In the article ‘How Could Brexit Affect My Farm?’ we explored some of the potential impacts of Brexit on farm businesses.
In September 2018 the Government published the Agriculture Bill 2018, which contains the framework for UK agricultural policy post-Brexit.
The main goal of the Bill is arguably to outline the replacement of the Basic Payment Scheme with a new scheme that will encourage farmers to increase their productivity, carry out research and development and reduce their carbon footprint.
Here are some of the most important points arising from the Bill:
Basic Payment Scheme (BPS)
The BPS payment for 2019 will be paid as normal and the 2020 payment is likely to be paid in broadly the same way.
Agricultural transition period
From 2021 there is to be a seven-year transition period in which the UK’s new agricultural policy will, over time, supersede the EU policy to which the UK is currently subject. It is likely that there will be a reduction in payments, but there will not be a requirement to actively farm land in order to receive the payments, enabling farmers to diversify without compromising their eligibility to receive payments.
New Environmental Land Management system
The Government will work with farmers in order to collaborate with them on the creation of the new payment system. The largest payments will be made to those farmers who deliver the greatest environmental benefits. Some of the factors that are likely to be taken into consideration include:
- improvements to air and water quality
- improvements to soil health
- reduction of ammonia emissions
- provision of habitats/sources of food for wildlife
- taking measures to reduce the farmer’s environmental impact
- allowing public access
taking measures to prevent/reduce the incidence and severity of flooding
Productivity and investment
It is intended that funding will be available for farmers to undertake research and development projects in order to increase their productivity and to carry out environmental improvement projects.
The Government intends to increase transparency within supply chains in an effort to ensure that farmers can strengthen their negotiating position with retailers.
The Bill lacks detail on how the new scheme will be administered. It therefore remains to be seen how accessible, effective and sustainable the new policy will be, but we will continue to provide updates as more information becomes available.

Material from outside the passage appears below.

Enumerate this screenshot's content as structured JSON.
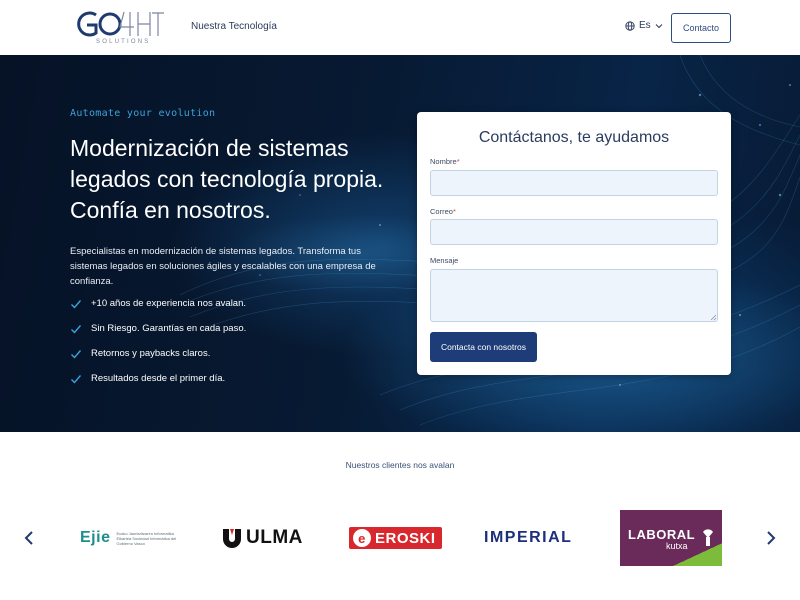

These notes are intended for information purposes. They are not a full statement of the law and should not be relied on as specific legal advice.